Monetization is always a hot topic in the app industry. In fact we’ve covered it on severaloccasions here at Appszoom. App revenue is rising every year, and every developer and publisher is in a rush to grab a bigger piece of the pie. There are several known models, each with its own strengths, weaknesses and use cases. In this post, I want to delve a little bit deeper into in-app purchases, which is becoming one of the most efficient ways to monetize your app.
For those who need a little reminder, the in-app purchase model is where you offer users to either buy items or unlock features within your app by making a payment.
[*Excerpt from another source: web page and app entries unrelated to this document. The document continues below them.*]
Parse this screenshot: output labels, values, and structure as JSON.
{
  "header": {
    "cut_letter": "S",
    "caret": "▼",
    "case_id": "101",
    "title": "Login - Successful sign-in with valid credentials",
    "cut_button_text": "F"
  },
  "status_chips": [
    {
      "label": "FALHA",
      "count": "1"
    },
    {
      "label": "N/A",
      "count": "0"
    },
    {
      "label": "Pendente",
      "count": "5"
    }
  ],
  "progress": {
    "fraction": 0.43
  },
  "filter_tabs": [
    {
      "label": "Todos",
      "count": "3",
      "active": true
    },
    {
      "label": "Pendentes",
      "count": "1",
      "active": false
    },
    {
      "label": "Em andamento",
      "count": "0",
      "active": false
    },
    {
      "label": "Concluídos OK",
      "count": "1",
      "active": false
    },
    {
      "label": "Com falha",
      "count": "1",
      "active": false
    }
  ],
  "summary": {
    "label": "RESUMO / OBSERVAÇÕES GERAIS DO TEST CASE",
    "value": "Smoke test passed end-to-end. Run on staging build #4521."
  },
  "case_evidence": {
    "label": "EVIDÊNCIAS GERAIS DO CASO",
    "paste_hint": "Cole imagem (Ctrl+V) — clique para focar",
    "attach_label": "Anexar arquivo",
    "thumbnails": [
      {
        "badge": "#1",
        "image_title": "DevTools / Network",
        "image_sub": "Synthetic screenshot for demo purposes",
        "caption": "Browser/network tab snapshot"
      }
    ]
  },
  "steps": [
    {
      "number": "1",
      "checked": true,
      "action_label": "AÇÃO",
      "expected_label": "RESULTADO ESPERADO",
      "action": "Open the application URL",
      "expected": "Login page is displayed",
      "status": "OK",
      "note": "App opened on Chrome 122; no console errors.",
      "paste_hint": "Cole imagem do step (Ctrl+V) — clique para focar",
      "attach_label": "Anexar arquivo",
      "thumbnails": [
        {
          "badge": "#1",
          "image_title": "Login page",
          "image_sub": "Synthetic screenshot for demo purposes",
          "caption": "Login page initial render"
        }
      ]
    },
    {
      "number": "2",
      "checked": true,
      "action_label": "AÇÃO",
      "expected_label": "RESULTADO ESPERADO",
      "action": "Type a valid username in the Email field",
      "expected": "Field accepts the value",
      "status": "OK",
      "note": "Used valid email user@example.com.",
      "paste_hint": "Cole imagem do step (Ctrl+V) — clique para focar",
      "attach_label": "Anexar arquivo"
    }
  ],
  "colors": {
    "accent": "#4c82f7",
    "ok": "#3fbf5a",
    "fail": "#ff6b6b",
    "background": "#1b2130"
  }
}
This is a scheme that is being used in a wide range of app categories, including games, messaging apps, ecommerce and retail, fitness and health, etc.
Though there’s a general understanding of the benefits of using the in-app purchase model, a lot of developers don’t understand how to translate the idea into concrete actions that will help make the best out of their apps. Here are some guidelines that will hopefully help you better choose your path to in-app monetization.
Time and money are two things you can never have enough of in the development of mobile apps – or any other kind of software for that matter. You’re always short on budget, behind schedule, and afraid of the next bump or obstacle that lies in ambush ahead.
Much of time and budget deficits in app development have to do with the unpredictable nature of software development in general. You don’t precisely know what your target audience and end users want, especially if you’re building something totally new and without precedent. In fact, the users themselves can be as clueless as you are about their requirements and will only know what they want when they see it.
There you have a “chicken and egg” problem again. How do you build something you don’t know?
Naturally, some of the design decisions you make in the early stages of app development will be based on assumption. Some of those decisions will be way off mark and eventually culminate into something that deviates considerably from what the users want. At that point the only way to steer back on the right course would be to restructure, redesign (or sometimes abandon and restart the project, if you have the heart left for it), which means the project will require more time, more resources, more budget, and a helluva lot of more nerves.
One solution to save time and money in app development is to push design changes and corrections as early in the development lifecycle as possible, where implementing them will cost much less, both in time and money.
But how can that be achieved? In this post I’ll share some development and management tips that will help you to mitigate risk and save time and money in app development.
App store optimization (ASO) is the SEO for mobile apps. With enough effort and good planning, ASO can help you to notch up your app downloads by the thousands and reap the rewards. But in many ways, and given the sheer number of new apps that are being published on a daily basis, ASO can be trickier and more difficult than SEO.
We’ve already discussed the basics of ASO in previous posts, which I suggest you read if you’re new to the game. But while knowing the simple rules helps grasp a general understanding of the concept, putting it to use in real world scenarios presents some totally new challenges.
In this post, I want to share some concrete tips, real-life experience from developers who’ve put ASO principles to good use and improved their app store presence and increased their download rates.